In July, 1858, the Cecil Democrat reported that Benjamin Chambers had pursued two men attempting to escape from him. When Chambers reached Wilmington, Delaware, he managed to arrest Jake just as he was about to board the train for Philadelphia. According to the Democrat, Jake claimed that a white man persuaded him to escape. Jim, the other man fleeing for freedom, arrived safely in Philadelphia, where Still picks up the narrative without reference to the escape (Underground Railroad, 469). Unmentioned in the newspaper, Jim’s wife, Mary Ann, had accompanied him, having escaped from Elias Rhoads, who resided in the same area of the county.
Jim resented that Chambers would hire him out and then keep all the pay. A number of arrivals at Still’s office had expressed resentment over being hired out and receiving nothing for their toil. Slaves were already forced to work without pay for their enslavers, but to be hired out and receive nothing in return added to the sense of injustice, and underscored the absence of control over their own lives. But what worried Jim most, and led to the decision to run, was that Chambers son was expecting to inherit Jim soon, and he made it clear that he intended to sell him. “The manner of the son stirred Jake's very blood to boiling heat it seemed. His suffering, and the suffering of his fellow-bondsmen had never before appeared so hard. The idea that he must work, and be sold at the pleasure of another, made him decide to "pull up stakes," and seek refuge elsewhere.” Still added to the narrative that “such a spirit as he possessed could not rest in servitude.”

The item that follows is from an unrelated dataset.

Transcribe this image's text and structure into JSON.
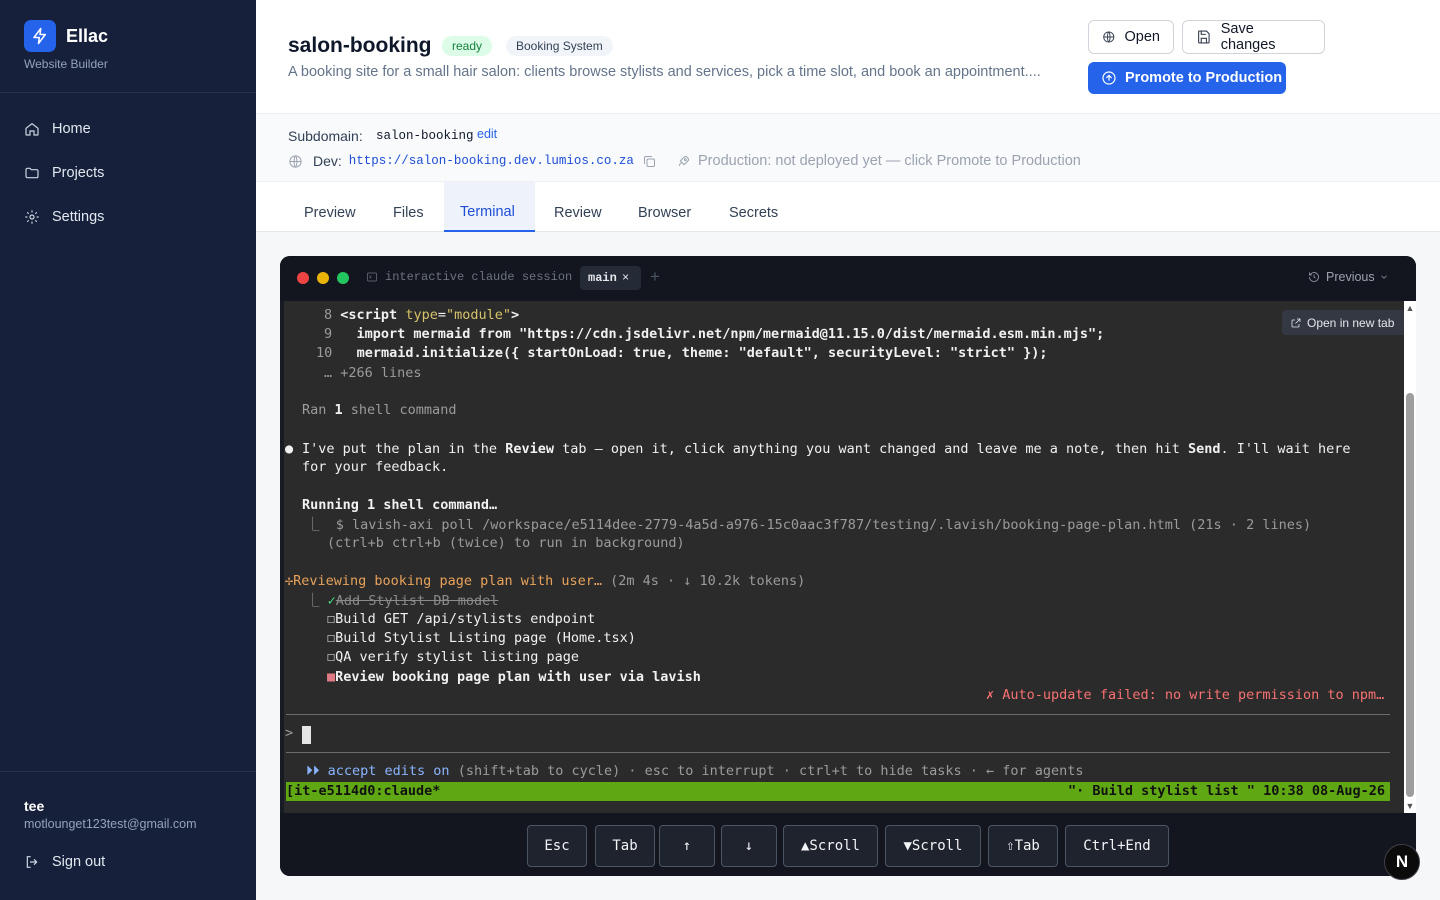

The map shows the location of Benjamin Chambers’s properties, and illustrates how close he lived to Delaware. The road into leading into Delaware is named Woods Road today. Still does not say at what point Jim and his wife connected with the Underground Railroad, but for Jim, Jake, and Mary Ann to buy train tickets in Wilmington they either had their own funds, or this is where the Underground Railroad assists in the escape.
Notice that in the same area of the map as Chambers, are two properties of Samuel Smith, who is located even closer to the state line than Chambers. I am adding a second narrative from William Still (Underground Railroad, 472) to this post because of the proximity of the two sets of properties.
The arrival of George Robinson, age 21, in Philadelphia was in 1858, the same year as the arrival of Jim and Mary Ann. Robinson gave the same reason for fleeing. “George Robinson stated that he came from a place about one and a half miles from the Chesapeake Bay, one mile from Old town, and five miles from Elkton, and was owned by Samuel Smith, a farmer, who was ‘pretty cross and an ill man.’ George's excuse for withdrawing his valuable services from Mr. Smith at the time that he did, was attributable to the fact, that he entertained fears that they were about to sell him. Having cautiousness largely developed he determined to reach Canada and keep out of danger.”
For those who wish to see the original narratives, click here and scroll down to 469 for the first one and 472 for the second.